Print out the entries below with no edits.

--- Material shown ---

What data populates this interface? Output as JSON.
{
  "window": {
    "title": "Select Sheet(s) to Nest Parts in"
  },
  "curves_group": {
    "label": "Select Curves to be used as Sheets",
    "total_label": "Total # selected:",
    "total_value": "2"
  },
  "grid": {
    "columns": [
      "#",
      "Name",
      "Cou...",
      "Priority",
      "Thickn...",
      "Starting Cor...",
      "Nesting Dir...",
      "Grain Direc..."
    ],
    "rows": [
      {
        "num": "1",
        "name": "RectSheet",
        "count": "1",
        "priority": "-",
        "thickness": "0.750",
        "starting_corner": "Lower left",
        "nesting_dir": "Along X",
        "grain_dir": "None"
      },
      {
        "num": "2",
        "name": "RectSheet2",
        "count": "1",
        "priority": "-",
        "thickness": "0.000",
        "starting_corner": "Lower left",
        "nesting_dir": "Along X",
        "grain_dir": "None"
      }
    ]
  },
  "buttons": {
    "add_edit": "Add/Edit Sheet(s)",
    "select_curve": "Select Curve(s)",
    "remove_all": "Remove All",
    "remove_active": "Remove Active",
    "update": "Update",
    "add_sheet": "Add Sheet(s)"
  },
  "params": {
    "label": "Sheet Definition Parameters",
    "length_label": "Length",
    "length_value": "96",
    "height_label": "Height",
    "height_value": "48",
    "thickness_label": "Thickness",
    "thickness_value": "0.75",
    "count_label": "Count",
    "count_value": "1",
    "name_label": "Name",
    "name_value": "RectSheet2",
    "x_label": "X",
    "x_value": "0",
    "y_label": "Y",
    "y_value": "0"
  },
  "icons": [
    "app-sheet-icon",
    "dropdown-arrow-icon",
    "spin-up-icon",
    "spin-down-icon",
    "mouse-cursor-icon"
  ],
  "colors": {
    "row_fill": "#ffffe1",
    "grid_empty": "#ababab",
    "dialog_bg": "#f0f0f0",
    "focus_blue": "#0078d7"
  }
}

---

**Response to the task**
What data populates this interface? Output as JSON.
{
  "window": {
    "title": "Select Sheet(s) to Nest Parts in"
  },
  "curves_group": {
    "label": "Select Curves to be used as Sheets",
    "total_label": "Total # selected:",
    "total_value": "2"
  },
  "grid": {
    "columns": [
      "#",
      "Name",
      "Cou...",
      "Priority",
      "Thickn...",
      "Starting Cor...",
      "Nesting Dir...",
      "Grain Direc..."
    ],
    "rows": [
      {
        "num": "1",
        "name": "RectSheet",
        "count": "1",
        "priority": "-",
        "thickness": "0.750",
        "starting_corner": "Lower left",
        "nesting_dir": "Along X",
        "grain_dir": "None"
      },
      {
        "num": "2",
        "name": "RectSheet2",
        "count": "1",
        "priority": "-",
        "thickness": "0.000",
        "starting_corner": "Lower left",
        "nesting_dir": "Along X",
        "grain_dir": "None"
      }
    ]
  },
  "buttons": {
    "add_edit": "Add/Edit Sheet(s)",
    "select_curve": "Select Curve(s)",
    "remove_all": "Remove All",
    "remove_active": "Remove Active",
    "update": "Update",
    "add_sheet": "Add Sheet(s)"
  },
  "params": {
    "label": "Sheet Definition Parameters",
    "length_label": "Length",
    "length_value": "96",
    "height_label": "Height",
    "height_value": "48",
    "thickness_label": "Thickness",
    "thickness_value": "0.75",
    "count_label": "Count",
    "count_value": "1",
    "name_label": "Name",
    "name_value": "RectSheet2",
    "x_label": "X",
    "x_value": "0",
    "y_label": "Y",
    "y_value": "0"
  },
  "icons": [
    "app-sheet-icon",
    "dropdown-arrow-icon",
    "spin-up-icon",
    "spin-down-icon",
    "mouse-cursor-icon"
  ],
  "colors": {
    "row_fill": "#ffffe1",
    "grid_empty": "#ababab",
    "dialog_bg": "#f0f0f0",
    "focus_blue": "#0078d7"
  }
}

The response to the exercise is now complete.